Even With An MBA, It’s Hard To Switch Careers


How Women Can Build Effective MBA Applications

Have you ever felt alone? Left out? Pigeonholed? Undervalued? Welcome to a woman’s world. Glass ceiling? Ha! At least you can be seen through glass. Despite soaring rhetoric and well-meaning gestures, there really seems to be any real follow through for women. Sure, you’ll find pockets of progress. Overall, women still lag behind men in nearly every conceivable metric.

You’d think academia – with its egalitarian sensibilities (and political correctness) – would be more progressive than the rough-and-tumble corporate world. When it comes to business school applications, women comprise barely a third (37%) of all 2014 applications according to the GMAC. And the percentage of female faculty at the top b-schools are even worse, with many programs averaging 25% or less in women on the tenure track. Not surprisingly, most female MBAs earn less than their male counterparts after graduation.

In a recent U.S. News & World Report column, Stacy Blackman, a Kellogg grad and author, who operates an MBA admissions consulting firm, recently noted that warning signs often appear during the admissions process itself.

“A frequent issue I’ve had in my consulting work with female clients,” she writes, “relates to the admissions committee doubting whether the applicant has enough moxie to contribute to the classroom discussions…Several clients have reported that their recommenders received phone calls from admissions officers with questions such as, “Is she confident?” or “Will she speak up in class discussions?” I can’t recall a time when a male client experienced a similar problem.”

In other words, credentials aren’t enough for many women. To counter this, Blackman advises her clients to address these underlying assumptions in their application. “Female candidates have to make sure that they exude confidence. Essays, interviews and letters of recommendation need to indicate a comfort level with speaking out, defending points of view and collaborating with all types of people.”

Blackman also makes her clients aware of this trap before their adcom interviews. “Female candidates often begin their answers with a disclaimer,” she observes, “that reveals their insecurities and detracts from any positive information that follows or are too modest about their accomplishments for fear of appearing arrogant.​ Ideally, you started cultivating your personal brand early on in your application process, so tap into those bullet points and broadcast your accomplishments and skills with pride.”

Beyond that, Blackman makes three recommendations.

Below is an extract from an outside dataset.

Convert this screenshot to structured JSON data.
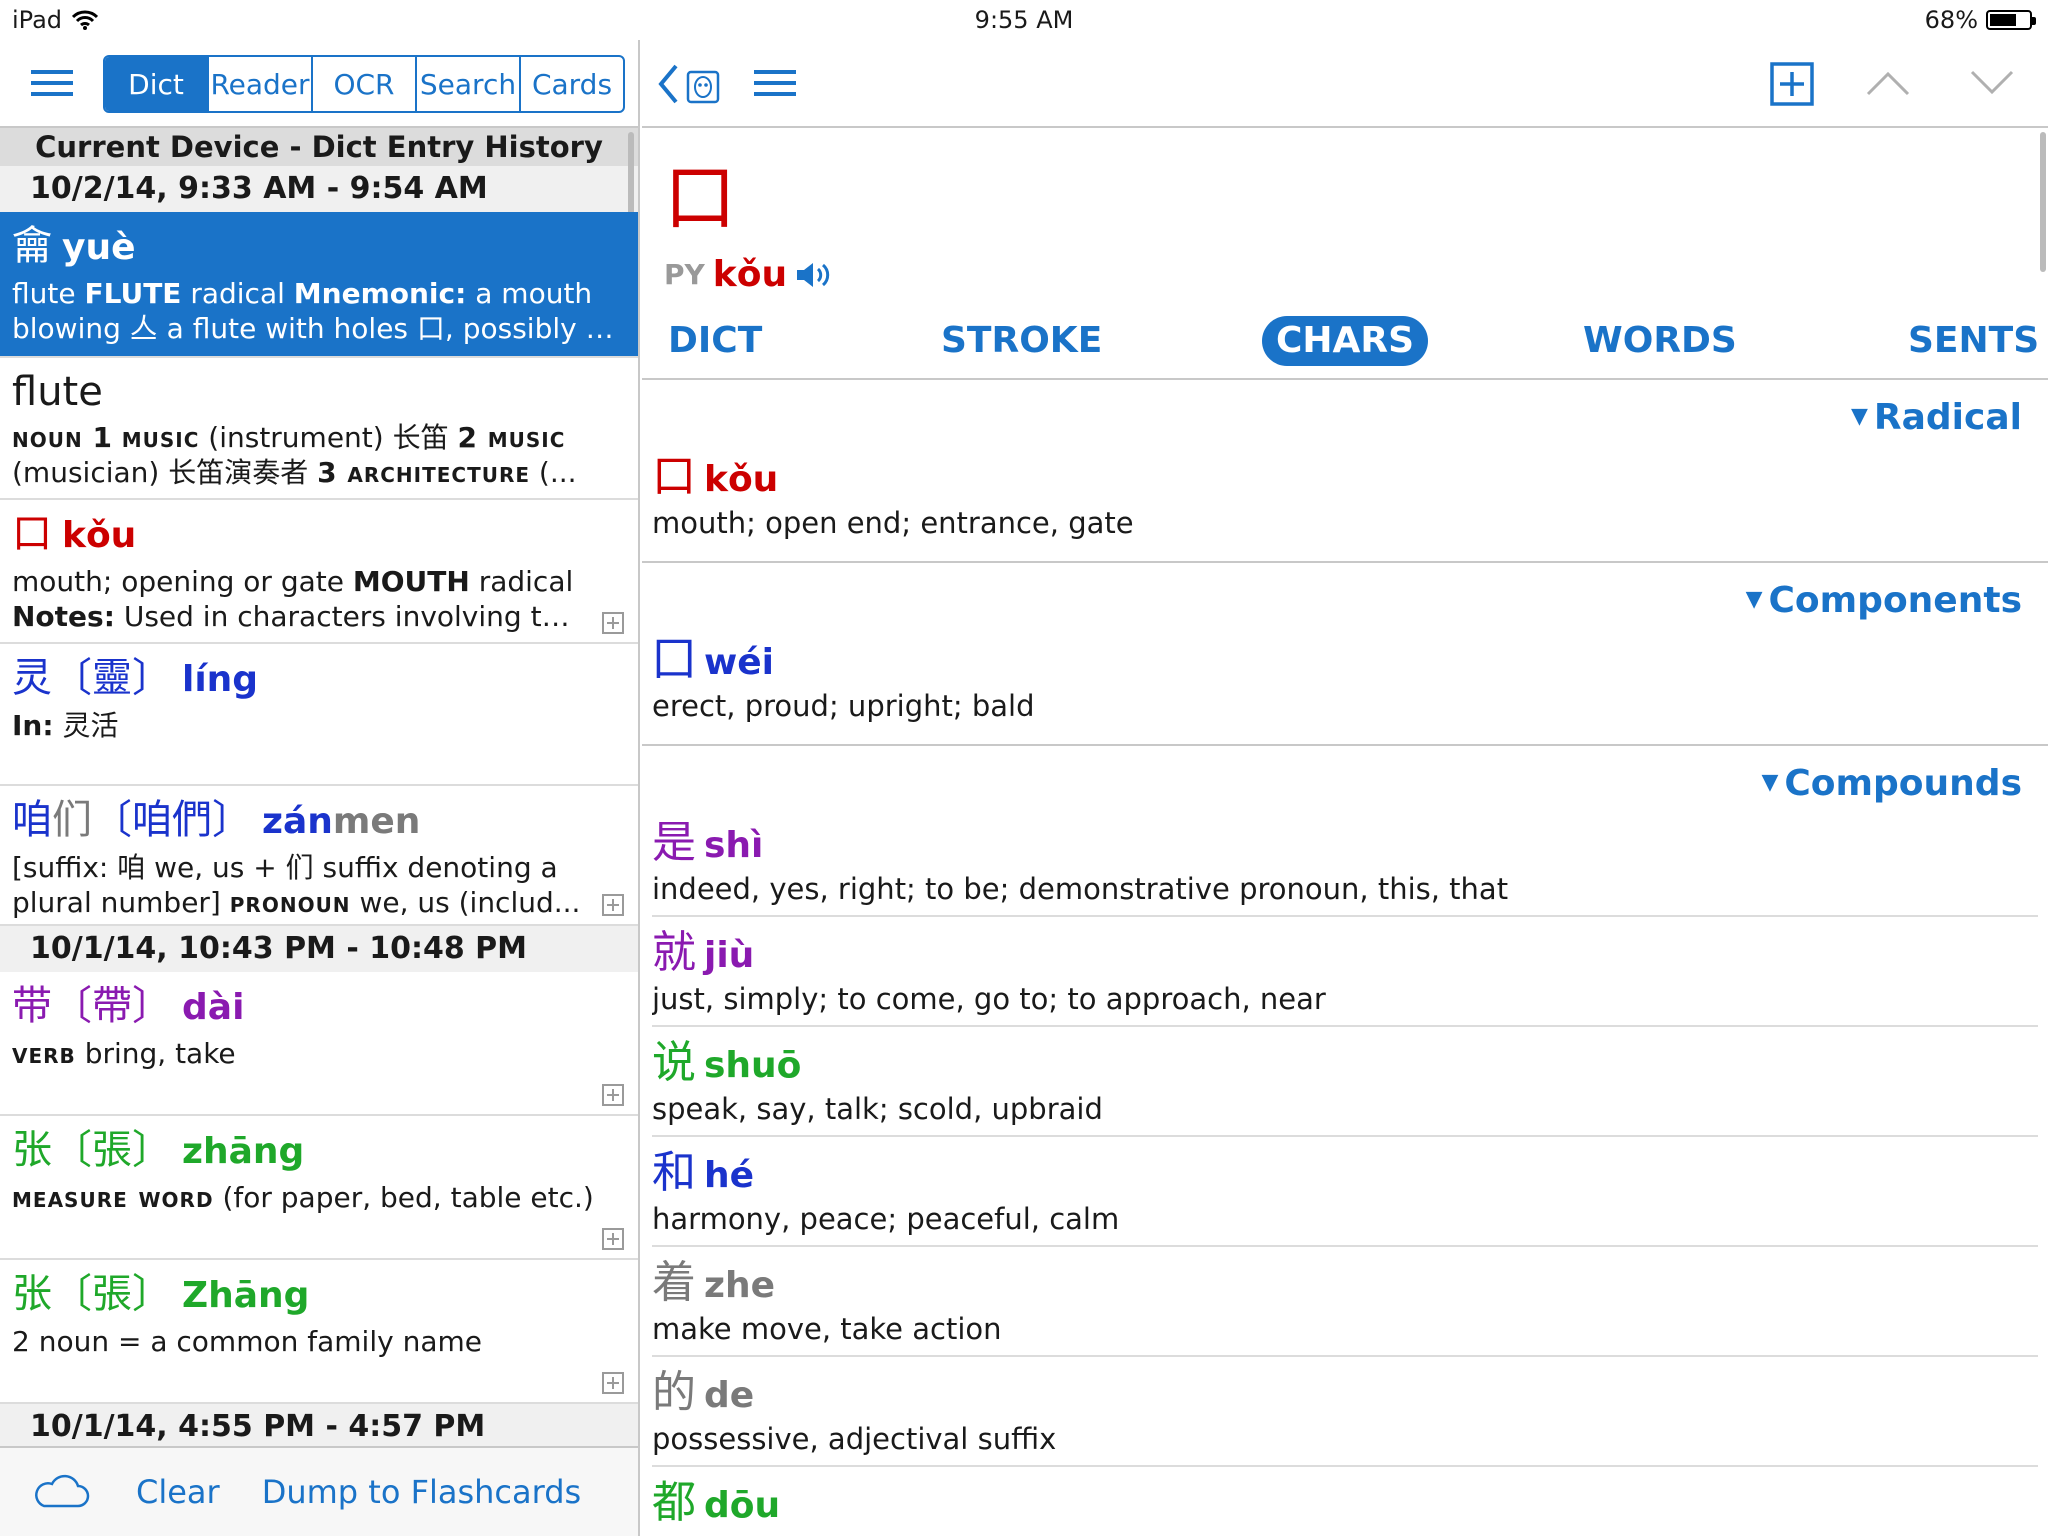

First, she encourages women to consider male-dominated paths like finance, where schools are looking to boost female applicants. Second, she counsels clients to accentuate their storytelling abilities, where women traditionally have an edge over. Finally, she directs women to reach out to organizations like the Forte Foundation and Catalyst, which offer support to female MBA candidates.


Source: U.S. News & World Report